Balconies are great vantage points to witness what goes in the world outside. Mine is on the third floor of my apartment building and has become the hub for a recently discovered, exciting new pastime.
Just across the road stands an Indian Laburnum/Cassia fistula boasting a riot of yellow flowers in the months of February and March, which takes on green foliage as April sets in. When the rains arrive in June, the tree seems to rejuvenate itself expanding its branches. It has piqued my curiosity over time, as I have come to realize that this tree is a popular rendezvous point for many of my neighbours. On the very top of the tree are a few scrawny twigs sans any foliage – a haunt frequented by myriad birds over the course of the day.
Almost every day, a pair of white-breasted Kingfishers spend quite some time perched on the tree. They sometimes nod at me approvingly, especially when the weather is just right after a slight drizzle. One of them sometimes breaks out in melodious tunes, and I find myself waving at him in appreciation – this fills him up with such pride that he begins to sing with heightened fervour! The other day one of them had a tiny fish in his beak. The poor fellow was swallowed in one gulp, after which the kingfisher took off with a loud screech.

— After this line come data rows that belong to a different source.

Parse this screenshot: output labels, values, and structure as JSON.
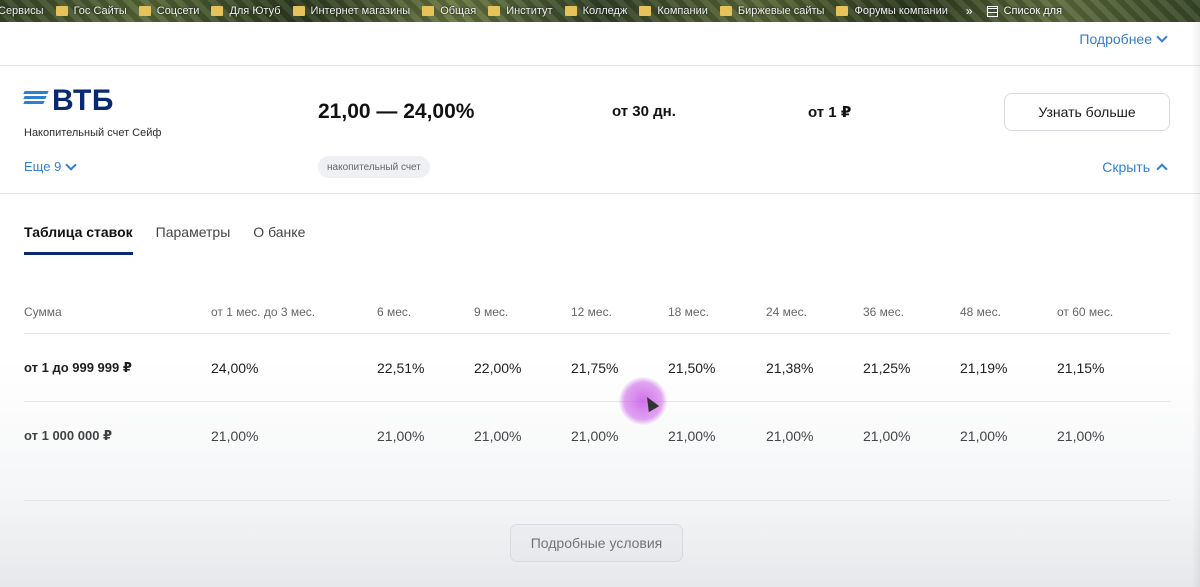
{
  "bookmarks": {
    "items": [
      {
        "label": "Сервисы",
        "folder": false
      },
      {
        "label": "Гос Сайты",
        "folder": true
      },
      {
        "label": "Соцсети",
        "folder": true
      },
      {
        "label": "Для Ютуб",
        "folder": true
      },
      {
        "label": "Интернет магазины",
        "folder": true
      },
      {
        "label": "Общая",
        "folder": true
      },
      {
        "label": "Институт",
        "folder": true
      },
      {
        "label": "Колледж",
        "folder": true
      },
      {
        "label": "Компании",
        "folder": true
      },
      {
        "label": "Биржевые сайты",
        "folder": true
      },
      {
        "label": "Форумы компании",
        "folder": true
      }
    ],
    "more": "»",
    "reading_list": "Список для"
  },
  "top": {
    "more_label": "Подробнее"
  },
  "product": {
    "brand": "ВТБ",
    "name": "Накопительный счет Сейф",
    "rate": "21,00 — 24,00%",
    "term": "от 30 дн.",
    "min_sum": "от 1 ₽",
    "learn_more": "Узнать больше",
    "more_count": "Еще 9",
    "tag": "накопительный счет",
    "hide": "Скрыть"
  },
  "tabs": [
    {
      "label": "Таблица ставок",
      "active": true
    },
    {
      "label": "Параметры",
      "active": false
    },
    {
      "label": "О банке",
      "active": false
    }
  ],
  "rates_table": {
    "headers": [
      "Сумма",
      "от 1 мес. до 3 мес.",
      "6 мес.",
      "9 мес.",
      "12 мес.",
      "18 мес.",
      "24 мес.",
      "36 мес.",
      "48 мес.",
      "от 60 мес."
    ],
    "rows": [
      [
        "от 1 до 999 999 ₽",
        "24,00%",
        "22,51%",
        "22,00%",
        "21,75%",
        "21,50%",
        "21,38%",
        "21,25%",
        "21,19%",
        "21,15%"
      ],
      [
        "от 1 000 000 ₽",
        "21,00%",
        "21,00%",
        "21,00%",
        "21,00%",
        "21,00%",
        "21,00%",
        "21,00%",
        "21,00%",
        "21,00%"
      ]
    ]
  },
  "details_button": "Подробные условия",
  "colors": {
    "accent": "#2f7fd1",
    "brand": "#0a2973",
    "cursor_highlight": "#c85ae6"
  }
}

When the perch is vacant, a pair of flower-peckers come to check out the seating arrangement. They arrive and depart in tandem, occasionally making short perky sounds in merriment. They play hopscotch on the twigs for a while and abort the game rather prematurely to fly away.
A Sunbird pair are also frequent visitors, their downwards curved beak unmistakable even from a distance. They trapeze between the upper branches, looking around with amazement at the kaleidoscopic patterns in the sky.
Looking dapper in his brown and white suit, complete with the stately cap, the Red-whiskered Bulbul sometimes drop by with his lady love. The couple seems content in each other’s company, occasionally treating me by engaging in duets before it is time for them to head on home.
On rare occasions, a pair of White-cheeked Barbets are welcomed by the tree. It is a proud moment for the tree to play host to the jugalbandi of Barbets. They sing the only song that they know, but in myriad ragas that enraptures all listeners.
The colourful Treepie visits the tree alone. He sits motionless on the lower boughs until he spots a butterfly that comes by. This brings remarkable agility to him, as he skips along making a beeline for his next meal.
If the Treepie’s activities are rather subtle, the Drongo cousins leave no stone unturned in announcing their arrival. The leader of the gang is a “Racket”-tailed drongo, so noisy that he does complete justice to his name! Together, they can mimic almost any sound from nature, and certainly have the most stretchable vocal cords in the avian world.
The Asian Koel is renowned for his songs but the one that visits the Laburnum tree is a reticent guy. He has perhaps already won his lady over, and so does not bother to expend energy in singing. He is a shrewd hunter, capturing tiny butterflies and dragonflies during his lone sojourns to the tree. The foliage of the tree keeps him well hidden, save for his bright red eye which gives him away.
The Coucal is slightly over-sized for the slender branches of the Indian Laburnam and is happy to sit on the fatter branches of the tree. She comes looking for a short snack and departs when she finds one, with her ‘coop-coop-coop’ on repeat.
The Parakeets announce their arrival with incessant chatter. They have little regard for social distancing and live cheek by jowl on a huge Mango tree nearby. The Laburnum tree is a resting spot while the family is out frolicking.
One day at dusk, I heard a strange sound from the tree. Scanning the branches with eager eyes, I was pleasantly surprised to see a pair of Spotted Owlets on the branches – their silhouettes looking imposing against a darkening sky. It was a quiet evening and their shrill hooting reverberated all over.
The Indian Laburnum tree is a favorite adda for several birds, and they are happy to share space as they hang out in their local watering hole. Different species have coexisted here on multiple occasions, without any trace of displeasure. The Black Kite and Brahminy Kite are the only avian brothers that prefer the taller Coconut trees or the edges of the corrugated roof of buildings over the Laburnum tree. Nevertheless, I am sure the Indian Laburnum does not miss them one bit as it already has an ever-expanding branchful’ of visitors to boast of.
A splendid piece of writing on birds… Enjoyed reading it thoroughly.. Em
M D Subash Chandran
Amazed at your observation skills on the world of birds centred on the laburnum, and writing so lucidly on it. Most people today have no such time to stand and stare an miss what money cannot purchase. Keep going and be a great writer and spokesperson for the silent denizens of the world.
Incidentally I too had a short spell of service at the FCI, Westhill, Calicut, decades ago. All the best
Beautiful write up. If you visit our flat looking through Sindhu’s bedroom window you can see those beautiful birds in the adjacent compound making beautiful sounds.